The analysis said that Mediterranean Shipping Company (MSC) came in seventh in a list of the top 10 carbon emitters in the EU. Jane Clinton explains in an article on the inews website.
Container shipping operator emits ‘more carbon’ than Ryanair, suggests study
A container shipping operator has overtaken several coal plants and an airline in a list of the EU’s top carbon emitters, according to official data.
The Mediterranean Shipping Company (MSC) has moved to seventh place with 10.72 metric tonnes (Mt) CO2 emissions in 2019 making it a larger emitter of carbon than Ryanair with 10.53 Mt CO2 emissions.
The first six spots of the top ten are dominated by power stations in Germany with a power station in Poland the worst offender with 32.74 Mt CO2 emissions.
While power and other sectors are cutting their emissions in response to EU regulations, commentators have said that shipping pollution remains “untouched”.
Faïg Abbasov, shipping manager at Transport & Environment (T&E) which is a zero-emission mobility system, which analysed the data, said: “We can’t be at the mercy of global trade trends to tame maritime pollution. MEPs should vote for a system that finally makes ships pay for their emissions and re-invests the money in cleaner boats.”
According to T&E “shipping currently does not pay a cent for its carbon pollution” it has called for ships to “operate more efficiently and use green hydrogen.”
Mr Abbasov added that to achieve full decarbonisation by 2050 European shipping “must improve its carbon intensity by more than 40 per cent between now and 2030.”
A spokesperson for MSC said: “MSC is heavily investing in its fleet and low-carbon technology to support the industry’s transition towards zero carbon future.
“Shipping can be accurately described as the most environmentally sustainable form of cargo mass transportation. Nonetheless, MSC is acutely aware that international shipping has an impact on the climate and our decision to invest in low-carbon technology is complementary to the company’s broader strategic approach to sustainability.”
It questioned the methodology used by T&E and said that “raw data” had to be “analysed accurately and take operational realities fully into account, to give a realistic picture of the related emissions”.

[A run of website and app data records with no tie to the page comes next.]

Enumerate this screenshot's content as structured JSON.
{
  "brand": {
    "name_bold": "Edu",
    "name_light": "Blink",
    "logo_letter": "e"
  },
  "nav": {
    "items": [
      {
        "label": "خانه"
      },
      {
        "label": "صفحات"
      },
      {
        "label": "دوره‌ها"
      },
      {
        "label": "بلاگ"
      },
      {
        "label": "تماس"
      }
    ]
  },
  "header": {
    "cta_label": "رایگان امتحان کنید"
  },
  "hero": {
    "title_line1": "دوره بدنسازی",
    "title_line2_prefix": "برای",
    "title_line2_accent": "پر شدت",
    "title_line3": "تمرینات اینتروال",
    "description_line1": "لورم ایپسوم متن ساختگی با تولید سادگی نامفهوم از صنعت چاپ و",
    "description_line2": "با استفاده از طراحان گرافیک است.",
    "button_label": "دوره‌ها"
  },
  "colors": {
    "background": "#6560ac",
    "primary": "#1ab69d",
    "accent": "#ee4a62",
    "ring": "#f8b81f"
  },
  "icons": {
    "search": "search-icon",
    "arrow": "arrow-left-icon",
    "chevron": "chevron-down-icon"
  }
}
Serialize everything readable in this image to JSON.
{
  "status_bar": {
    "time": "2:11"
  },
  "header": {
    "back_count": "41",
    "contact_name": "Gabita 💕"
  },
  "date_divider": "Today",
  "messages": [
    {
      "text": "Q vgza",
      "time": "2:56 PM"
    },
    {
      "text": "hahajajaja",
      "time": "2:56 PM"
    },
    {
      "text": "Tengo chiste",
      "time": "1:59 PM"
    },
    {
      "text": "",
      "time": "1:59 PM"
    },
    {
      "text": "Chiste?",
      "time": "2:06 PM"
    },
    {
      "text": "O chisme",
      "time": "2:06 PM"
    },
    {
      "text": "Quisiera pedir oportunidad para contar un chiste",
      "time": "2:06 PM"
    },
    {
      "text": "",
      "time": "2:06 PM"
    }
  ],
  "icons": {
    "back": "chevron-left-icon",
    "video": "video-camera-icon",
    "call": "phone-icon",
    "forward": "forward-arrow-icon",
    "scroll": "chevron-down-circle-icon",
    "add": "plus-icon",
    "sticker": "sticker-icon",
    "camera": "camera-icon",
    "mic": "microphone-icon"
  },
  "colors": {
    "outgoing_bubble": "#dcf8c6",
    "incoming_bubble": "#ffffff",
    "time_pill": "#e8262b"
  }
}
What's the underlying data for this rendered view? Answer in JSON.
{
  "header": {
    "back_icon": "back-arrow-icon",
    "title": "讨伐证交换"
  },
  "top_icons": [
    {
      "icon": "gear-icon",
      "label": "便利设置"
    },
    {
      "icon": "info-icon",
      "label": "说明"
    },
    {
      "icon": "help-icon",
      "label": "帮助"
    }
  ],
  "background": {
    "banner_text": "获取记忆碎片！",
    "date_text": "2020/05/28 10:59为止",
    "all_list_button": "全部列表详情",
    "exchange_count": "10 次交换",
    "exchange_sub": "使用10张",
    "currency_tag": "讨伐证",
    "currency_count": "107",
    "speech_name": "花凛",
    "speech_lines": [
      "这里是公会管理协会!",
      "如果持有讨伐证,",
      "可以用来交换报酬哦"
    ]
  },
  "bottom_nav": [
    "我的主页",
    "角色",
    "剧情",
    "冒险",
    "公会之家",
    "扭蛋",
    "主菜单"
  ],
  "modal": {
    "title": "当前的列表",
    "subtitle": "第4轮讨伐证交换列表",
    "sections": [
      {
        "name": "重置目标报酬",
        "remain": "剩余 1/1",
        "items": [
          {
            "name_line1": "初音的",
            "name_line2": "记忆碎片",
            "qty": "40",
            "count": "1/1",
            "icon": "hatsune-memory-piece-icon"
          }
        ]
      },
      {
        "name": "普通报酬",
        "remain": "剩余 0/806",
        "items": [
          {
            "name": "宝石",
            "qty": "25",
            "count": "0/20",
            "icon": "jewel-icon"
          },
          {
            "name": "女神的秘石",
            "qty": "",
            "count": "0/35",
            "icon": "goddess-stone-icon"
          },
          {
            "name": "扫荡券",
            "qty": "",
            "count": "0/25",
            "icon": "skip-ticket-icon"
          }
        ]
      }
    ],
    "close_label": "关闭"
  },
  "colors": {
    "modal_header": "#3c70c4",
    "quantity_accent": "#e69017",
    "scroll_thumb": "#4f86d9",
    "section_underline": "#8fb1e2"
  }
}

The spokesperson added: “Analysis by Transport & Environment on shipping emissions in the EU, fails yet again to take a number of operational aspects of MSC’s services fully into account, and thus does not offer a complete assessment of our role and impact in terms of emissions. Nor does it support a constructive dialogue around decarbonising shipping.”